● **Aim of the task**: Return all lines of the records that contain the word "Name".

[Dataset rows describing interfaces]
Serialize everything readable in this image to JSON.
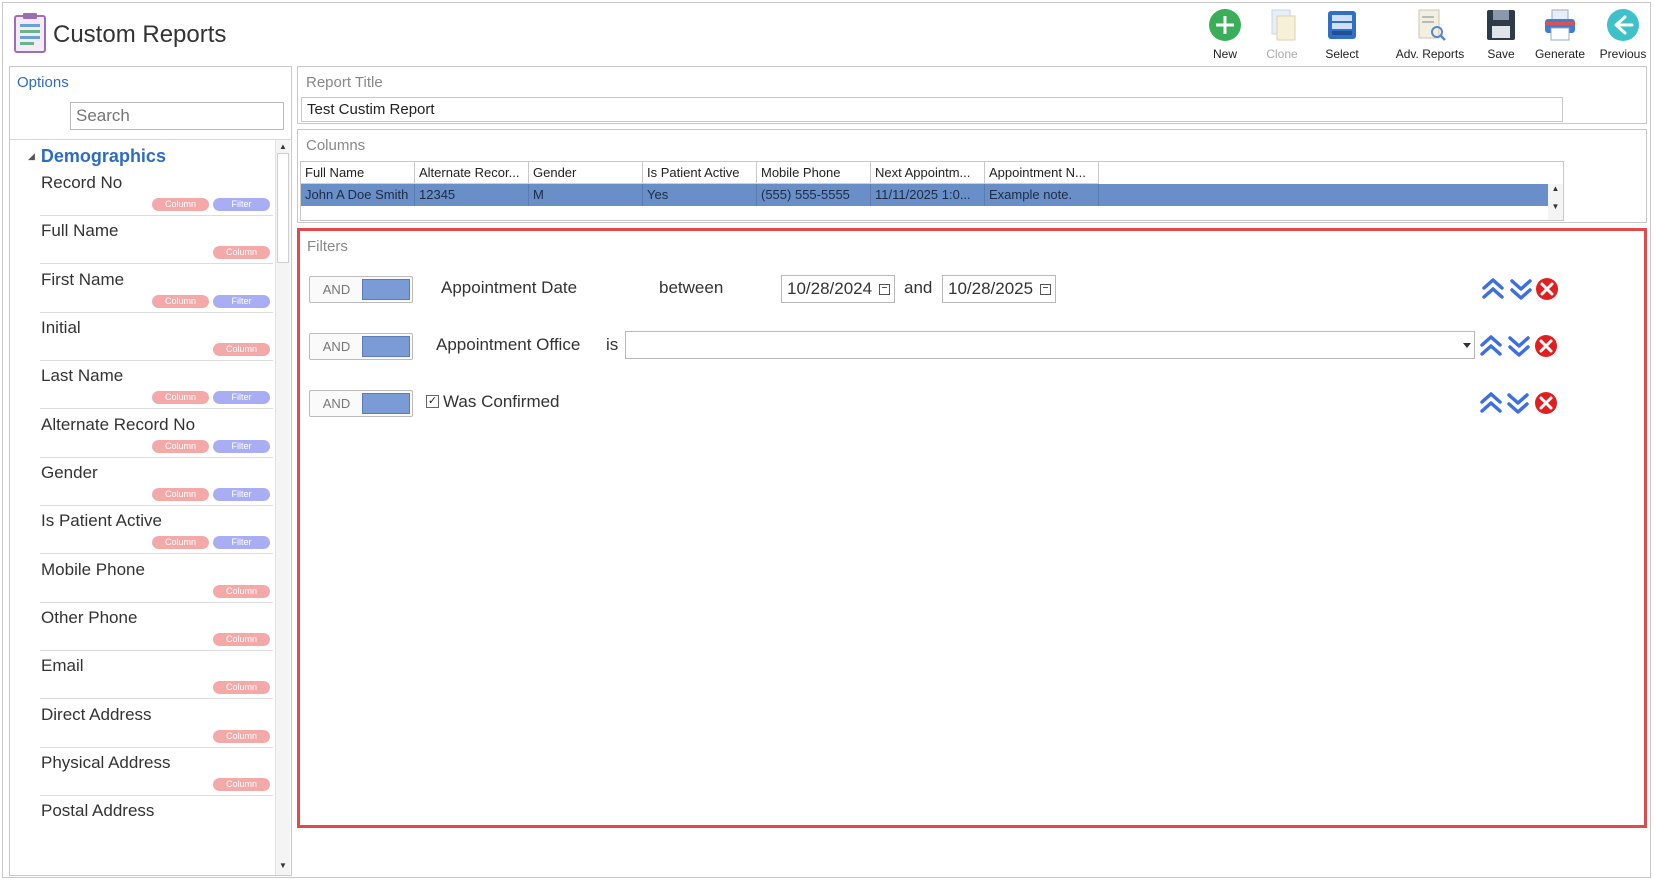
{
  "header": {
    "title": "Custom Reports"
  },
  "toolbar": {
    "new": "New",
    "clone": "Clone",
    "select": "Select",
    "adv_reports": "Adv. Reports",
    "save": "Save",
    "generate": "Generate",
    "previous": "Previous"
  },
  "options": {
    "title": "Options",
    "search_placeholder": "Search",
    "group": "Demographics",
    "column_tag": "Column",
    "filter_tag": "Filter",
    "items": [
      {
        "label": "Record No"
      },
      {
        "label": "Full Name"
      },
      {
        "label": "First Name"
      },
      {
        "label": "Initial"
      },
      {
        "label": "Last Name"
      },
      {
        "label": "Alternate Record No"
      },
      {
        "label": "Gender"
      },
      {
        "label": "Is Patient Active"
      },
      {
        "label": "Mobile Phone"
      },
      {
        "label": "Other Phone"
      },
      {
        "label": "Email"
      },
      {
        "label": "Direct Address"
      },
      {
        "label": "Physical Address"
      },
      {
        "label": "Postal Address"
      }
    ]
  },
  "report_title": {
    "label": "Report Title",
    "value": "Test Custim Report"
  },
  "columns": {
    "label": "Columns",
    "headers": [
      "Full Name",
      "Alternate Recor...",
      "Gender",
      "Is Patient Active",
      "Mobile Phone",
      "Next Appointm...",
      "Appointment N..."
    ],
    "row": [
      "John A Doe Smith",
      "12345",
      "M",
      "Yes",
      "(555) 555-5555",
      "11/11/2025 1:0...",
      "Example note."
    ]
  },
  "filters": {
    "label": "Filters",
    "and_label": "AND",
    "rows": [
      {
        "field": "Appointment Date",
        "op": "between",
        "from": "10/28/2024",
        "joiner": "and",
        "to": "10/28/2025"
      },
      {
        "field": "Appointment Office",
        "op": "is",
        "value": ""
      },
      {
        "field": "Was Confirmed",
        "checked": "✓"
      }
    ]
  }
}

● **Solution for this problem**:
        "label": "Full Name"
        "label": "First Name"
        "label": "Last Name"
      "Full Name",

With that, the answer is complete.